Do you know what your business credit score is? Did you even know you had one? Black Business Owners and entrepreneurs, more than most, need to ensure their business credit is taken seriously and maintained religiously, especially if we want to ever have a chance of closing the wealth gap, creating generational wealth and keeping our businesses thriving and growing, even in difficult times.
According to a study performed by the Federal Reserve Bank of Atlanta and released in 2019 as The Small Business Credit Survey, key findings revealed that more than 50% of Black Business Owners mostly used and depended on their personal credit as the source of their business capital and funding. We can deduce that this is either due to lack of knowledge about business credit and/or lack of an actual business credit score.
If you have been using your personal credit to sustain your business, then this article is definitely for you.
Now to the four questions:
Why Don’t I Want to Use My Personal Credit for My Business?
As proprietor of a small, minority-owned business, learning how NOT to use your personal credit is often challenging when the business is too new to have a credit rating of its own. Aside from the extremely strict regulations from the IRS about intermingling personal and business credit and, yes, even expenses, mixing the two makes accounting extremely difficult. As if that weren’t enough, when you use personal expenses or credit to operate and run your business, you put your entire legacy, even your family, at great financial risk. If your business gets sued or if, for some unfortunate reason, the business fails to become successful, your creditors can come after you for personal liability.
Why is Business Credit Important?
Business credit, when established and used correctly, is a powerful financial tool for Black- owned Businesses. It is used to qualify for funding and financing to take your business to the next level. In addition, this financial tool is a catalyst for forming and building business relationships with vendors who buy from you, who you buy from and, most specifically, those who report your payment history in order to establish and maintain their own credit.
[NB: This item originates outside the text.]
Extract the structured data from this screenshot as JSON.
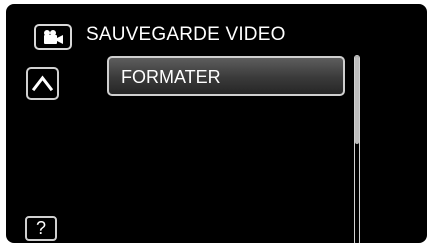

There are two numbers associated with business credit. Your Dun & Bradstreet Paydex Score and Experian Intelliscore Plus, with scores ranging from 1 to 100 (100 being the best ). Your payment history, the age of your business accounts and the ratio of debt to profit all determine your score.
Having a good business credit score affords you more credibility with your creditors – also known as leverage – to negotiate favorably for your business.
The main thing now is the HOW.
How do I Establish Business Credit?
Your business must be a legally registered entity – a Partnership, LLC, LLP, or even a sole proprietorship. Once your business is registered, it is automatically assigned a blank credit profile. This is literally a clean slate.
This step cannot be skipped. You CANNOT build business credit on a business that is not legally established. The simplest structure to establish and maintain is a Sole Proprietorship, but always be sure to seek advice from legal experts to determine which structure is best for you and your business. You can also reach out to the African American Chamber of Commerce or the SBA for assistance.
Once you have done that, then you can begin to work on building out your profile. Remember that the public parts of your business profile are included in the public record. Anyone can view it by looking up your business name.
Here are three simple and quick steps to setting up your business for success and proper credit reporting.
- Set up your Legal Entity
- Get an Employer Identification Number (EIN) from the IRS
- Get a D-U-N-S Number from Dun & Bradstreet
Where Can I See My Business Credit Profile?
There are plenty of places to check your business credit score for FREE. Once you have registered for your D-U-N-S Number, you can check your score through Dun & Bradstreet Credit Signal ®.
Once you are in prime position to use your business credit, keep using it to build your credit over time. Be sure to take out a credit card in your business name and use that card and only that card for all purchases related to your business. Keep building those relationships with vendors and suppliers, but keep an eye on your credit utilization. You don’t want it to go over 30%. That means your credit balance should never be more than 30% of what you owe so, most importantly, monitor it regularly.